I was in a bad state of mind when I left the band, and probably didn’t handle it in the best of ways, but we were never mad at one another. We just didn’t talk for a few years, because I was just trying to move on with my life, as were they. We began talking over the phone on occasion, and were still on very friendly terms. I always thought that one day we would be back together again, and now we are, so overall, it worked out okay.
What do you think about „Beyond the unknown”? Did the band succeed in doing another classic?
I think it’s a fantastic record. Yes, it’s a classic, and it is exactly the direction that they wanted to go in with the 2nd album. They did a great job on „BTU”.
Did the band step on a higher level with „Beyond…” in terms of sound, songs, production etc.? Did they keep their unique sound that can’t be compared to any bands? I mean, they sounded unique, they weren’t a Morrisound band…
The writing is definitely better, and they did the entire album at Morrisound, which of course speaks for itself from a production standpoint. I think they held onto the „ST” style for the most part, but grew musically.
Did you remain involved in the metal scene during the ’90s? How did you view all of those trends (grunge, pop/punk, nu metal etc.) that appeared at this time and effaced the metal scene?
Yes, I tried to stay very active in the metal scene. I knew some metal musicians who jumped on the grunge music bandwagon, as a way of making money, but I stayed true to metal. Although, I do like some of the grunge bands, metal will always be my favorite.
What do you think about that, Incubus were a band in the early movement of death metal that are severely overlooked by death metal fans today?
It’s unfortunate for us, but I am very thankful that we were able to make an early mark on the scene. Some of the old school metallers know who we are, and we hope to continue to spread the word to the younger metalheads around the world. We hope to bring it back around again, even bigger and better than before.
Are you aware of that „Serpent Temptation” was re-released by Radiation Records/Nuclear Blast on CD with completely re-recorded vocals, revised lyrics, and different cover art (1996) and Nuclear Blast re-released the re-vocal tracked version in 2000 with „Beyond the Unknown” in a bare bones digipak format…
Yes, I am very aware of it. When I first heard about it, I was a little concerned, and thought that I might need an attorney, until I bought it, and realized that all of the stuff that I had done had been removed. I figured that it was a money grab by the record label, to take advantage of the popularity of the original release. I still have mixed feelings about it, but it’s out there, and I guess that is the most important thing. People know about it. From what I have heard from Francis and Moyses, it was just a project that they had wanted to do. They removed my vocals, bass lines, and lyrics so as not to infringe on my copyrights.

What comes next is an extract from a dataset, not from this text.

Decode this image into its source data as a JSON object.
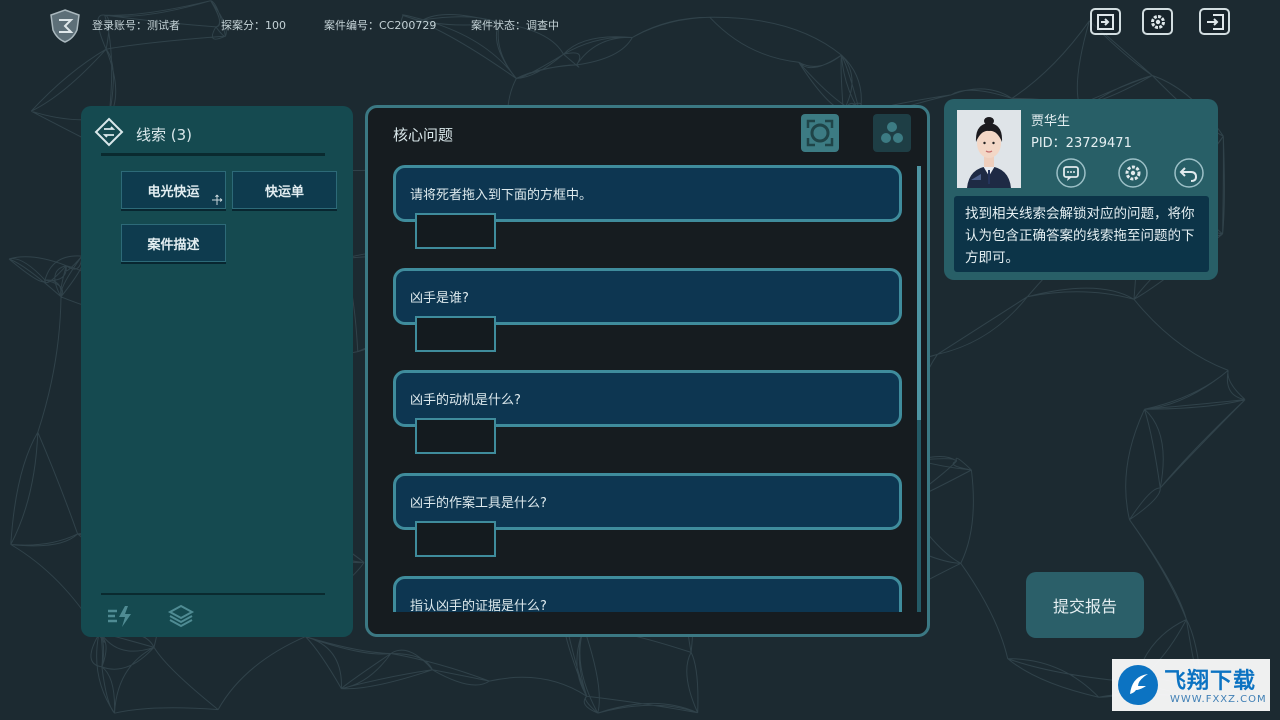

These days you joined forces with the Howard brothers again and you released a material titled „Mandatory Evac” last year, what would you say about it compared to the classic Incubus stuffs?
I officially re-joined in July of 2009, so I was not in the band when they wrote and recorded „Mandatory Evac”, but I think it’s a good album. I think they tried to recreate some of that old school sound for this one and it turned out very original.
Is the band live and well? What about your future plans?
Yes, we are very much alive and well. They live in Tampa, FL and I live outside of Atlanta, GA. We’re doing the long distance thing right now, and as we get closer to doing live shows, i’ll be down there a lot more often. Francis is writing material for the next album right now, as well. We’re hoping to go to Europe and/or South America before we record the next album, but right now everything is on hold until we get our live performance where it needs to be. Then we’ll be doing some warm-up stuff around the Southeastern U.S. We’re excited to be back together with the original line-up.
Scott, thanks a lot for the interview, anything to add what I forgot to mention?
Look for us in 2010. We’re going to be trying to get out there and be seen. We’re going to try to do as many festivals as humanly possible.